By Parija B. Kavilanz, CNNMoney.com senior writer
August 17, 2009: 10:46 AM ET
NEW YORK (CNNMoney.com) -- Like a lot of their patients, doctors are sick of long waits in the waiting room and dealing with insurance companies.
That's why a growing number of primary care physicians are adopting a direct fee-for-service or "retainer-based" model of care that minimizes acceptance of insurance. Except for lab tests and other special services, your insurance plan is no good with them.
In a retainer practice, doctors charge patients an annual fee ranging from $1,500 to as high as over $10,000 for round-the-clock access to physicians, sometimes including house calls.
Other services included in the membership are annual physicals, preventive care programs and hospital visits.
Doctors argue that this model cuts down their patient load, allows them to spend more time per patient and help save the system money.
doctors shunning insurance
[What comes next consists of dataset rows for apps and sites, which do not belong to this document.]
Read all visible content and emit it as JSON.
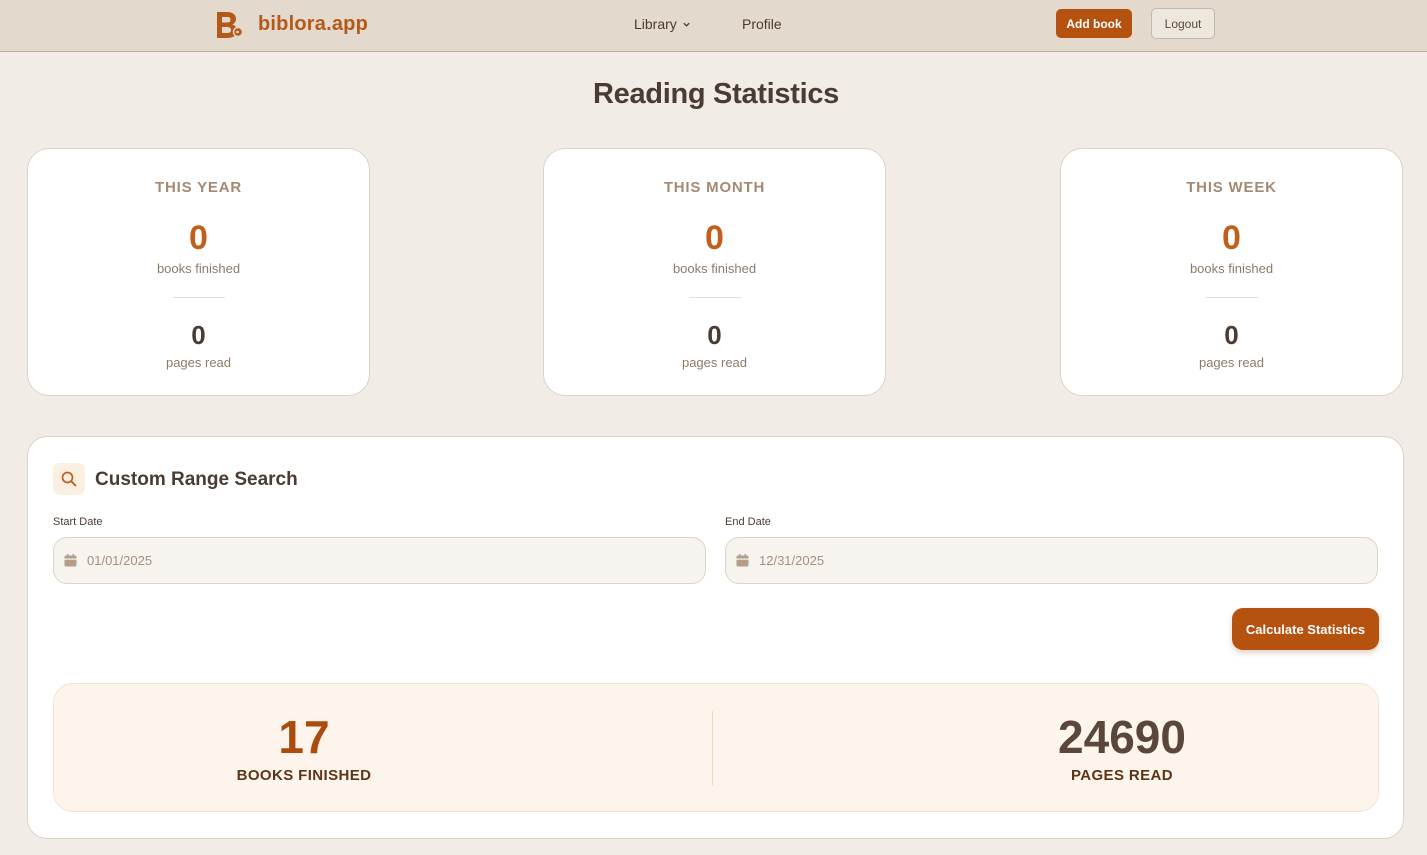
{
  "header": {
    "brand": "biblora.app",
    "nav": {
      "library": "Library",
      "profile": "Profile"
    },
    "add_book": "Add book",
    "logout": "Logout"
  },
  "page_title": "Reading Statistics",
  "cards": [
    {
      "label": "THIS YEAR",
      "books": "0",
      "books_caption": "books finished",
      "pages": "0",
      "pages_caption": "pages read"
    },
    {
      "label": "THIS MONTH",
      "books": "0",
      "books_caption": "books finished",
      "pages": "0",
      "pages_caption": "pages read"
    },
    {
      "label": "THIS WEEK",
      "books": "0",
      "books_caption": "books finished",
      "pages": "0",
      "pages_caption": "pages read"
    }
  ],
  "custom_range": {
    "title": "Custom Range Search",
    "start_label": "Start Date",
    "start_value": "01/01/2025",
    "end_label": "End Date",
    "end_value": "12/31/2025",
    "button": "Calculate Statistics",
    "results": {
      "books_value": "17",
      "books_caption": "BOOKS FINISHED",
      "pages_value": "24690",
      "pages_caption": "PAGES READ"
    }
  },
  "colors": {
    "accent": "#b5520f",
    "brand": "#b5591a",
    "header_bg": "#e3d9cd",
    "page_bg": "#f1ece6"
  },
  "icons": [
    "brand-logo-icon",
    "chevron-down-icon",
    "search-icon",
    "calendar-icon"
  ]
}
i still say, without tort reform, any conversation about health care reform is bogus